by Baruchi Malewich
Intelligence and espionage so often seems to be something from another world, from a film or a spy novel, but it actually governs our lives, to an extent, both as fiction and as a determinant of our political reality. You are invited to join in this musical perspective on spying and intelligence.
Bond songs are iconic for multiple reasons. The movies are not expected to be any good—nor do they take themselves seriously—but the opening songs play a huge part in them and therefore are truly expected to be good music. Which is, perhaps, why they get such a grand stage. Think of it: do you know any other movie—let alone a series of movies—that has 3, 4, or even 5-minute long openings, in which the theme song is played in its entirety? I can’t think of one. And the opening sequence, that’s another thing: full of tacky, semi-risqué graphics all edited to fit the music. But it’s also that grand musical style—that Phil Spector “Wall of Sound” that attacks the senses and doesn’t let go, the trumpets going “BWAAAH” or the sweeping string sections. Nancy Sinatra’s You Only Live Twice is a great indicator of this unique, iconic style. In fact, so iconic it is, that it was remixed for Robbie Williams’ Millenium and its Bond-esque video clip.
Paul McCartney and Wings—Live and Let Die
If Nancy Sinatra (see above) and Shirley Bassey (see below) shaped, to a great extent, the Bond sound, it’s also important to note that Bond songs have evolved along the years—while keeping intact a certain melodic-dramatic signature.
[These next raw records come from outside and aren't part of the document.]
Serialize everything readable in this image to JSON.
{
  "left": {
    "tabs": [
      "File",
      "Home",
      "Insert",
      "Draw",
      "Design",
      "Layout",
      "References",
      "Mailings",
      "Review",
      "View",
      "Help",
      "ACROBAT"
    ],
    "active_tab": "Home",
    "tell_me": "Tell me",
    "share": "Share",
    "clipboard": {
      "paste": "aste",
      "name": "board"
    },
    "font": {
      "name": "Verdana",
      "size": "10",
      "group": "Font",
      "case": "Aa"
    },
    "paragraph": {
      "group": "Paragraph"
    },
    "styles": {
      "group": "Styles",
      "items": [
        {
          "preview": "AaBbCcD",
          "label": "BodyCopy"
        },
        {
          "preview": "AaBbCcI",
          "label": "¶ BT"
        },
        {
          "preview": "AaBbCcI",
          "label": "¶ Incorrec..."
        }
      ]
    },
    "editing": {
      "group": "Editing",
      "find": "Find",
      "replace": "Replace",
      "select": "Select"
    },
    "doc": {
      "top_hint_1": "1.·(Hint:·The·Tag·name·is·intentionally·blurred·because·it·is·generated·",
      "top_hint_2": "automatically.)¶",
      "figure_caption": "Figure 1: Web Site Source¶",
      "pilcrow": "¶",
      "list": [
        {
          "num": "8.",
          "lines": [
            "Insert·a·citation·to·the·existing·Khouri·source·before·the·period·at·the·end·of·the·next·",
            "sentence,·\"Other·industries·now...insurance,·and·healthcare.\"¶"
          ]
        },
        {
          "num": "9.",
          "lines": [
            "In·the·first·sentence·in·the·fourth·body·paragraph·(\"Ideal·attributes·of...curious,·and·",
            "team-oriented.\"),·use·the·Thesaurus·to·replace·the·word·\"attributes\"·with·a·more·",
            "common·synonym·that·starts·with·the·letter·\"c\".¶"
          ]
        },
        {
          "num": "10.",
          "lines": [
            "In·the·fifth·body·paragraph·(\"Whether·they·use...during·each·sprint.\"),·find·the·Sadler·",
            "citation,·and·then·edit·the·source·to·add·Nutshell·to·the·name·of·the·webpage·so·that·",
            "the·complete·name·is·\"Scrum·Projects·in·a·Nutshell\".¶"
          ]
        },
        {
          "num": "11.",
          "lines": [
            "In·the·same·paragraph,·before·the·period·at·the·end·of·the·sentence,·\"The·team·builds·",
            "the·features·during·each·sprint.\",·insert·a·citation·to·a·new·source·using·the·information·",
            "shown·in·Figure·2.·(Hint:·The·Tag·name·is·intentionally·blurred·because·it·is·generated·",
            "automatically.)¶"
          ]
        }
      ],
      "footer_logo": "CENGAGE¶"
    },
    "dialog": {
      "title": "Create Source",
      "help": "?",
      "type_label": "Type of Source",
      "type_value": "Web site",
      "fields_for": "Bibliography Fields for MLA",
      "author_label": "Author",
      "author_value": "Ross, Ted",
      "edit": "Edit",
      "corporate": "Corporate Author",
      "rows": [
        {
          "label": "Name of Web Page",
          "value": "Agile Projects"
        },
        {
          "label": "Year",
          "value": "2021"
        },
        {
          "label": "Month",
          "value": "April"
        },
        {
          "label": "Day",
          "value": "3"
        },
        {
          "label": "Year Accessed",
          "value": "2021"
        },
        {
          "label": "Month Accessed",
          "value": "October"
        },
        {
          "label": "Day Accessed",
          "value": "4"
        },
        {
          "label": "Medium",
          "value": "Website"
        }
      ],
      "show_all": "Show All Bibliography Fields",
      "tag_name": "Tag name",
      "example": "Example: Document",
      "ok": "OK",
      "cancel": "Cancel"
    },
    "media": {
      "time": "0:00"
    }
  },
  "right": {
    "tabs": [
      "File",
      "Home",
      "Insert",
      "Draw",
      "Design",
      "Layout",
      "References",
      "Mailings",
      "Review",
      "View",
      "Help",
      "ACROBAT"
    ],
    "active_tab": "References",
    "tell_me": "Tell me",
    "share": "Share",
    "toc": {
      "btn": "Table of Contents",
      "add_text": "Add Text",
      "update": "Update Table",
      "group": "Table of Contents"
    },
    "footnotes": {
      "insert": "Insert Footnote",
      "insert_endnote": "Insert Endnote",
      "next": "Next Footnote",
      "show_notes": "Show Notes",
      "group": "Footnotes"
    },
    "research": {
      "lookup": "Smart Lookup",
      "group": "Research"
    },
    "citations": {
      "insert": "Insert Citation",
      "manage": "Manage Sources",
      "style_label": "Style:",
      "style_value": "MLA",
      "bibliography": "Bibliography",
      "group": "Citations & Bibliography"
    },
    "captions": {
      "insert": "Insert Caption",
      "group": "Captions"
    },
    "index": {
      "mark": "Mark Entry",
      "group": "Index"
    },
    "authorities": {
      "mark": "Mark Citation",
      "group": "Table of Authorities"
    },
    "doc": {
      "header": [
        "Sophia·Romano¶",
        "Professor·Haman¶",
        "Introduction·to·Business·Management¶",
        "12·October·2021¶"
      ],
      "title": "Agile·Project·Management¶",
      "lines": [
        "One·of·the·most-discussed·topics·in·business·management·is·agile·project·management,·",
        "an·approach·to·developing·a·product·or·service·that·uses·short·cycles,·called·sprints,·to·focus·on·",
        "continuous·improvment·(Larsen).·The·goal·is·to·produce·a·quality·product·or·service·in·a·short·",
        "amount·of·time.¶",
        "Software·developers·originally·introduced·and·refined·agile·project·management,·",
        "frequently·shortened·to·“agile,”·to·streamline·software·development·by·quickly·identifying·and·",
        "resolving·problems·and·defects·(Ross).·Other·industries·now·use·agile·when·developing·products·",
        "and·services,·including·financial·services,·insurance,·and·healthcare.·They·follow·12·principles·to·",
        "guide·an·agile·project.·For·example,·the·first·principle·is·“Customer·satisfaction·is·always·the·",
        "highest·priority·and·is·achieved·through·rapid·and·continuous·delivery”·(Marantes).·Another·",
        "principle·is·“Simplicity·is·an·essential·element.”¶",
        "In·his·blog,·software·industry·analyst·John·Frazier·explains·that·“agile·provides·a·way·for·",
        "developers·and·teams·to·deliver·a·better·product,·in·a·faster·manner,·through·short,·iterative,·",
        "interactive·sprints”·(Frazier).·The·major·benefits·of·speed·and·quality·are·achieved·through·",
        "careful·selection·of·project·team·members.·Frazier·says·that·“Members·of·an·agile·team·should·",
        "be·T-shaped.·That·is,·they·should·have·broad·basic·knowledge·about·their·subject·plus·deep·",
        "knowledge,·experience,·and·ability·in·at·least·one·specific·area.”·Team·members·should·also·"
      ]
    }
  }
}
And indeed, Bond songs have evolved alongside pop music, and what pop music meant in each decade. In the 1970’s the grand production made way to rock music with a slight hint of psychedelia, and who was able to make a better job at writing a catchy tune along those lines than former Beatle, (now Sir) Paul McCartney? Being the mainstream, heart of the consensus, Beatle, McCartney, together with Wings, wrote Live and Let Die to accompany Roger Moore’s first Bond film. This time, the brass instruments and the string sections were tossed aside for a guitar solo that shaped the sound of rock music for years to come—as we learn from the famous cover version from Guns n’ Roses.
But soon enough the 1970’s were over, and it was time for Roger Moore to hang his Walther PPK and hand the keys to the Aston Martin to the next in line—Timothy Dalton. The 1985 A View to a Kill was Moore’s last Bond film, and this one had all the characteristics one can expect from the high-noon of the 1980’s. A neon-y, glow-in-the-dark heavy-makeup opening credits scene, rocked by Duran Duran’s A View to a Kill (which, incidentally, has its own video clip—this one containing scenes from the iconic Eiffel Tower chase scene). This song has everything that was great about 80’s New Wave music: synthesizers, heavy bass, electric drums, the occasional gunshot sound effect, and an emotional plea to “dance into the fire”. A classic.
In fact, Bond music became so popular, and so iconic, that even alternative bands started throwing their hats to the music ring. Garbage, who did the theme song for The World is Not Enough are a great example of late 90’s counter culture. The same goes for the somewhat awkward, yet pleasing, collaboration between the White Stripe’s Jack White and Alicia Keys recorded for A Quantum of Solace. So in 2015 it was finally time for Radiohead, perhaps the most beloved and successful alternative band in the world today, to have their shot and record the title track for Spectre. While the song was eventually rejected by the filmmakers (for Sam Smith’s Writing’s on the Wall), Radiohead released it as a single—and an extremely beautiful one at that. Very Radiohead-y, the song contains Thom Yorke’s unique vocals and the band’s beautiful chaotic musical style, while still living up to Bond music standards, being catchy, melodic, dramatic and suspenseful. I do hope that the filmmakers realize the mistake they made rejecting such a massive tune.
The only non-Bond song in our top five this week is Johnny Rivers’ Secret Agent Man. Recorded for the American broadcast the British TV-Show Danger Man, the song became an instant success, peaking at #3 in the Billboard Top 100 list. However it’s not the Americana interpretation of spying that won this song its place in this week’s list, but its immortalization in the first Austin Powers movie. This series of fantastic James Bond parodies definitely deserves its spot in our list, and since Madonna’s Beautiful Stranger is not available online in a friendly version, I decided to go with this instead. Oh, and also because of the fantastically creepy Devo cover.
Baruchi Malewich is an Israeli expatriate currently residing in the UK. He completed his BA is Government and Diplomacy from the Interdisciplinary Center (IDC) Herzliya and his MPhil in International Relations from the University of Cambridge. He was a DJ in the student radio of both schools, and is an avid music fan. He is currently working on PhD applications and on an online publication devoted to researching the role of theory in the